While a lot of the analysis deals with the post-mortem and detection and remediation of breach, the real concern may be a little earlier in the kill-chain of the attack. The threat actors injected a vulnerability into the Orion platform. This was not just some bad coding practices or lack of “secure-by-design” that the attackers exploited in the Orion software. It was the implicit “trust” in the software build pipeline itself that they exploited and leveraged to deliver malware to customers of Solar Winds. They brought their own vulnerability to the party.


The vulnerability was not evident in the Orion Platform products’ source code but appears to have been inserted during the Orion software build process. — Solar Winds blog post

This demonstrates that attackers can (and have) breached trusted code repositories, and can inject themselves into the code build pipelines to introduce vulnerabilities that can be deployed at scale. Undetected malware and proprietary protocols that are provided as part of a trusted vendors software end up whitelisted in customers’ environments. From there, the threat attackers can branch out their supply chain attack ( Unauthorized use of Fireye’s Red Team Tools ) or breach the target customer’s network.


It turns the concepts of secure code, code-signing certificates and other such measures on its head. SUNBURST impacted the largest IT service providers, led to a cascade of breaches , the impact of which will take years to come out or just remain unknown. It is telling that Solar Winds did not detect the compromise until FireEye notified them. And while details are scarce of how FireEye detected their own breach, it appears to have been an indirect detection if not accidental. To assume that Solar Winds is the only vendor targeted and compromised by such a sophisticated attack is foolhardy.

The key learnings from Solar Winds for Zero Trust in Applications development can be summarized as

  • Secure your code and software build environments
  • Explicitly verify software builds at each stage of the pipeline (Eg: Solar Winds now decompiles each build to compare the decompiled code to the original source code)
  • Have a rapid patch testing and deployment plan in place

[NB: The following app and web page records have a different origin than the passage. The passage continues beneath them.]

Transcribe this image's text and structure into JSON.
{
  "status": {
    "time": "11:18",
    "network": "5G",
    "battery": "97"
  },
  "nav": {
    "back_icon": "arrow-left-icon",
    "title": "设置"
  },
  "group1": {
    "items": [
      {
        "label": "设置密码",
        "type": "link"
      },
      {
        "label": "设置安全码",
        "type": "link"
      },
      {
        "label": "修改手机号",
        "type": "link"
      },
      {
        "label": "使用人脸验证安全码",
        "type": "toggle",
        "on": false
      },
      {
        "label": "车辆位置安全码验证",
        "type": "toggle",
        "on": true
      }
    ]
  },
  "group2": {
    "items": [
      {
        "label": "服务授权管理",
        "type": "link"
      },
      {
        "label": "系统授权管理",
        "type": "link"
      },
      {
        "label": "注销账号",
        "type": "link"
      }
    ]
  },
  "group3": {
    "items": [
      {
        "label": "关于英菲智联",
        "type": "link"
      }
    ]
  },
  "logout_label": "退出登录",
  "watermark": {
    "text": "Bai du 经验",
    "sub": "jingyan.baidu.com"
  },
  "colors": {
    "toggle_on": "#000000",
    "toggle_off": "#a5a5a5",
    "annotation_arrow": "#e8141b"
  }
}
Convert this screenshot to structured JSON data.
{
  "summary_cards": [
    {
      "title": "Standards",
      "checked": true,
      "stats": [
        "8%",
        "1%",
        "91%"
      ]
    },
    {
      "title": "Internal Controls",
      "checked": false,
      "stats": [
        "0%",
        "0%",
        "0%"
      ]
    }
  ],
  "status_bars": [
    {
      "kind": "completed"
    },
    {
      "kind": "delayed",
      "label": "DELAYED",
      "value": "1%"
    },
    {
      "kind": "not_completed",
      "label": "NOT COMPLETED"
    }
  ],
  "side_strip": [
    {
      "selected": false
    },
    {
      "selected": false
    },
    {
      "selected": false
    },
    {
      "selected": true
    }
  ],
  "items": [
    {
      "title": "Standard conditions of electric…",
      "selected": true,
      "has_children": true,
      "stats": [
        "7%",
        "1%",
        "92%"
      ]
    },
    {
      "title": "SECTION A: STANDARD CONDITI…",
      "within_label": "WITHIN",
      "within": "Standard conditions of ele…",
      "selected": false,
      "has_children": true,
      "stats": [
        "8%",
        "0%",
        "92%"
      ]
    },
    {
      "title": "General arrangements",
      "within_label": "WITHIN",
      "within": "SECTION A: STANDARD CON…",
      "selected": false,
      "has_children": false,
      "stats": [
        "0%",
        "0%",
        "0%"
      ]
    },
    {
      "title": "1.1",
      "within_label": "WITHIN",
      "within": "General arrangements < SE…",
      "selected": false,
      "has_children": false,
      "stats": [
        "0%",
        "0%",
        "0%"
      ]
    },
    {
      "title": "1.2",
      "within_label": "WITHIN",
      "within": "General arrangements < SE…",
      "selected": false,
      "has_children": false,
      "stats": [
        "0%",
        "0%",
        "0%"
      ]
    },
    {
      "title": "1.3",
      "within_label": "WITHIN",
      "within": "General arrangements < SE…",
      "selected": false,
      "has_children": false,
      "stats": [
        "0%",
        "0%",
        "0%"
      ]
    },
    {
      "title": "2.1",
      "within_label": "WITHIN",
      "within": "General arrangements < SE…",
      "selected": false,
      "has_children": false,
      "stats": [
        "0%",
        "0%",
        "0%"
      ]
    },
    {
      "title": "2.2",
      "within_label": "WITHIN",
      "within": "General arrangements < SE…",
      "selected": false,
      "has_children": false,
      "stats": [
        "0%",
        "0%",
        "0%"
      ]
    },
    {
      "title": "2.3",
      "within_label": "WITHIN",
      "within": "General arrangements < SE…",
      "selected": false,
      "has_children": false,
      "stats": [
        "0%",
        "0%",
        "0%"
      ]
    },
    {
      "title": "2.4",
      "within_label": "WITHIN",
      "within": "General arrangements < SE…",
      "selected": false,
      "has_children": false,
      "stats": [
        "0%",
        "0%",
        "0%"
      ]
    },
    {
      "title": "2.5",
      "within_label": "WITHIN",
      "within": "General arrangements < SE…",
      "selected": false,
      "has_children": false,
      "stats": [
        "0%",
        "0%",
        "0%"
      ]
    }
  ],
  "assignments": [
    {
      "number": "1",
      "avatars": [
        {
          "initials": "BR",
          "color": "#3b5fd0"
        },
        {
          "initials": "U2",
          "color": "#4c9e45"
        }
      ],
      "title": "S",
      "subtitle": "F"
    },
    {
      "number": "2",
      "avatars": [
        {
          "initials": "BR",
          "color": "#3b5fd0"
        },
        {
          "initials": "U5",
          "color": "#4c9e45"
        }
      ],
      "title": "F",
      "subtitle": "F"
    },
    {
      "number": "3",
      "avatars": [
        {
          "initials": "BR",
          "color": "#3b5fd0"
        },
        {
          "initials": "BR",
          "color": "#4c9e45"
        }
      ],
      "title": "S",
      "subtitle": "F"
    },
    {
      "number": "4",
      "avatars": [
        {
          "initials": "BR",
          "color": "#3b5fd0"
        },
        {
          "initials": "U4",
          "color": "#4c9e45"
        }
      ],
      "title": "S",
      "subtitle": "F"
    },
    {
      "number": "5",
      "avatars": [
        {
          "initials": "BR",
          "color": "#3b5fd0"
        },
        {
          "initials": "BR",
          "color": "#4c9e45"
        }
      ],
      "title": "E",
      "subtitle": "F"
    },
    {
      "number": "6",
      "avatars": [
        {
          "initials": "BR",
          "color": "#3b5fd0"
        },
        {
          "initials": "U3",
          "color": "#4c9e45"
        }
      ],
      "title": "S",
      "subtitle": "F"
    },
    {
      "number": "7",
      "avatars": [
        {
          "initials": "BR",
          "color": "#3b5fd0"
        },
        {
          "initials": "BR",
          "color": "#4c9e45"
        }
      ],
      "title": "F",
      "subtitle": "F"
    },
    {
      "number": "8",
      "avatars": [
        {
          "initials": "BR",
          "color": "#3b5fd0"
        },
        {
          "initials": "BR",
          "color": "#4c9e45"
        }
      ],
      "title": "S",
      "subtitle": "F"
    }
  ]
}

Stop trusting Application runtimes

Securing the application development and build cycle is one aspect. What about the final product. Is it now safe to execute in a trusted context? Probably not. Defense-in-depth tells us to add an effective layer of defense during runtime as well.

Developments in the security space for applications has enabled the ability to put in controls at the Application runtime. Modern browsers can now sandbox processes so as to only expose CPU and Memory.

Chromium’s sandbox implementation

Windows now feature ASR (Attack Surface Reduction) that has rules that can block spawning of child processes that are high risk or indicative of malware. And *nix OS always had security built in to ensure processes run within a non-privileged context (a common security feature that is sadly bypassed often to move projects along). In the Infrastructure space, cloud providers are providing controls such as Azure’s Adaptive Application Control to prevent unauthorized processes from executing on a server workload.

Adaptive Application Control define which publishers and processes are allowed to run on a group of servers

Wrapping it up

To wrap it up, Applications need to be treated with the same Zero Trust approach that’s applied to networks or devices. Application security controls can be applied at

  • Code compile and software build
  • Application execution

During application development, code integrity needs to be checked at every step of the software build pipeline. During application execution, the process needs to be given access to only those resources it needs and within a protected context. And for Host OS, it is necessary to know which applications are allowed execution and within which context, especially when it applies to a server workload. In each control, we must ask the standard ZT questions:

  • Can the process be verified explicitly?
  • Is the application running with the least privilege?
  • If we assume breach of the application, what’s the detonation radius?